That’s the other important part of Dead Rising that makes a triumphant return. PP are hard to earn even with special weapons, and since the first game’s camera isn’t making a return (no great loss), the only way to earn PP is to kill as many zombies as possible. My first playthrough of Case Zero ended in my daughter’s capture (and probable death) at the hands of the US military. That was ending C. I then proceeded to play through Case Zero three more times. Only on my final playthrough did I collect all of the motorcycle parts necessary to blow town, buy new Zombrex for Kelly, and save every single survivor. In between, I learned the ins and outs of my temporary zombie playground, created every weapon possible (in Case Zero, that is, DR 2 will have many more), and killed 1,000 zombies, among other achievements.

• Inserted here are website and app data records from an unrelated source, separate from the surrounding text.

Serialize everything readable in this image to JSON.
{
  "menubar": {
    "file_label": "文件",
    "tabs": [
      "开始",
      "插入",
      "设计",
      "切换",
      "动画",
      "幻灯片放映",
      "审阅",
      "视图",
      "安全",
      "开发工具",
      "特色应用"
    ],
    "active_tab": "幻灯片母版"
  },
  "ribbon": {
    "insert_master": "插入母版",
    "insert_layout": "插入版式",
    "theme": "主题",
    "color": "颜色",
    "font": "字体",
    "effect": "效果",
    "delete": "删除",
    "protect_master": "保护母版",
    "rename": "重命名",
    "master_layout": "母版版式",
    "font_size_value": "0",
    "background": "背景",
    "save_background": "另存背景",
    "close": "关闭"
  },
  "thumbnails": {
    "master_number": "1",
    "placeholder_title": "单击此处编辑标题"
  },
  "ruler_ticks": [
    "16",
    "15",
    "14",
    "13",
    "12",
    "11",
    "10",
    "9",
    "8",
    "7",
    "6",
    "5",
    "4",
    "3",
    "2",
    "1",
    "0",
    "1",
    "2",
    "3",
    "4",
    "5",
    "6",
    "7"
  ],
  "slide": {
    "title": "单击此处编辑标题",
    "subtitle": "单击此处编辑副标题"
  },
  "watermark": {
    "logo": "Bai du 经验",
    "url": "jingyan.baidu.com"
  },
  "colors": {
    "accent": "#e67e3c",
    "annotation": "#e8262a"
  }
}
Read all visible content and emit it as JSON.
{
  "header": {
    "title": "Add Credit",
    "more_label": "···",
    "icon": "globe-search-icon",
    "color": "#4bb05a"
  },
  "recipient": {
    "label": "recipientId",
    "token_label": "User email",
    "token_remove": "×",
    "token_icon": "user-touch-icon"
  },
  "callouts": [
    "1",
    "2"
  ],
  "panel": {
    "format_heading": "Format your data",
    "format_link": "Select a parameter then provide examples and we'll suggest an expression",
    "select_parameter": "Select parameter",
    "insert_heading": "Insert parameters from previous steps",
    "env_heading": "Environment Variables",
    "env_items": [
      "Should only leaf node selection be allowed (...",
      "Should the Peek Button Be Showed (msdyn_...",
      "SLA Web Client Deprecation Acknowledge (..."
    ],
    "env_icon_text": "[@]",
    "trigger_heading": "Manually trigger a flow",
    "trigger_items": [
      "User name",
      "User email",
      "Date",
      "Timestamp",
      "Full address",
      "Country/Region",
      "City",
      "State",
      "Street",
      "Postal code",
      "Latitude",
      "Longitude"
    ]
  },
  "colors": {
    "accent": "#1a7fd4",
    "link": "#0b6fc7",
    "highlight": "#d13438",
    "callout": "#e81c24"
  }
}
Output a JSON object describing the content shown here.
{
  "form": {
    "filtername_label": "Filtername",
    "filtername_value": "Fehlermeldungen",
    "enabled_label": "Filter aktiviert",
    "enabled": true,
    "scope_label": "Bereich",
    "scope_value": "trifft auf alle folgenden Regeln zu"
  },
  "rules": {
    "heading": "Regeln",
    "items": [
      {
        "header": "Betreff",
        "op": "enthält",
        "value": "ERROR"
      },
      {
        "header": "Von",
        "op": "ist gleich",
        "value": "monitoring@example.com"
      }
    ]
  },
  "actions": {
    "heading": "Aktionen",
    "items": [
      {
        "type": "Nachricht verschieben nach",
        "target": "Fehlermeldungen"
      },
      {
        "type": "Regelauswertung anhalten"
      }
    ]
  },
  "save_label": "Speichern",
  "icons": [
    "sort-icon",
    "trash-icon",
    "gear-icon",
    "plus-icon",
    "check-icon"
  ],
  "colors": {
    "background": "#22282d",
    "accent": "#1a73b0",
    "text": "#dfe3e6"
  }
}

It’s telling that out of all of my adventures and exploits only that 1,000 kill mark was achievement inspired. I did everything else just for the sheer fun of it. I didn’t discover broadswords until playthrough two, and I was delighted to see their quasi-procedural slicing effect on zombie bodies. Escorting survivors back to the safe house is still a tricky business, what with their tendency to get stuck on zombies. Still, old tricks work best: give a hung-over woman a sword (or more amusingly, a bowling ball), and she’ll trash any zombie in her way.
Again: it’s Dead Rising, in Vegas, with creative, makeshift weapons, and a less entertaining protagonist. The one thing that it might be is slightly less off-kilter, which could prove to be a disappointment. The “Psychopaths” that stood in for minor and major bosses in the first game don’t make much of an impression in Case Zero. The one Psycho who does show up, an angry man with a pitchfork-shotgun (an excellent weapon) is mostly just surly and violent. Dead Rising sans ludicrous bosses isn’t a welcome idea, but as long as the full game doesn’t follow this boring trend, it’ll do just fine.
Case Zero is certainly cheap by AAA DLC standards. It’s not a level (or collection of levels) from the main Dead Rising 2 game. It’s a self-contained adventure with its own miniature story. The experience and combos unlocked in Case Zero will even carry over into Dead Rising 2. It’s a fun little bit of game, and for Dead Rising fans who aren’t sure about DR 2, Case Zero is an excellent (though not free) way of determining the worth of the sequel. It’s an excellent game hindered in no way by its size or larger, twenty hour long companions. It’s a 360 exclusive, which is unfortunate: I can’t think of a better way to grab new customers than Case Zero, and Capcom just threw potential PC and PS3 customers overboard. Still, everyone with a 360 should try Dead Rising’s tense mix of beat the clock tension and zombie massacring fun at least once in their life. As it is, Case Zero is a perfect introduction to both DR and DR 2. Why not try it?
// Moving Pixels
"It's easy to dismiss blood and violence as salacious without considering why it is there, what its context is, and what it might communicate.READ the article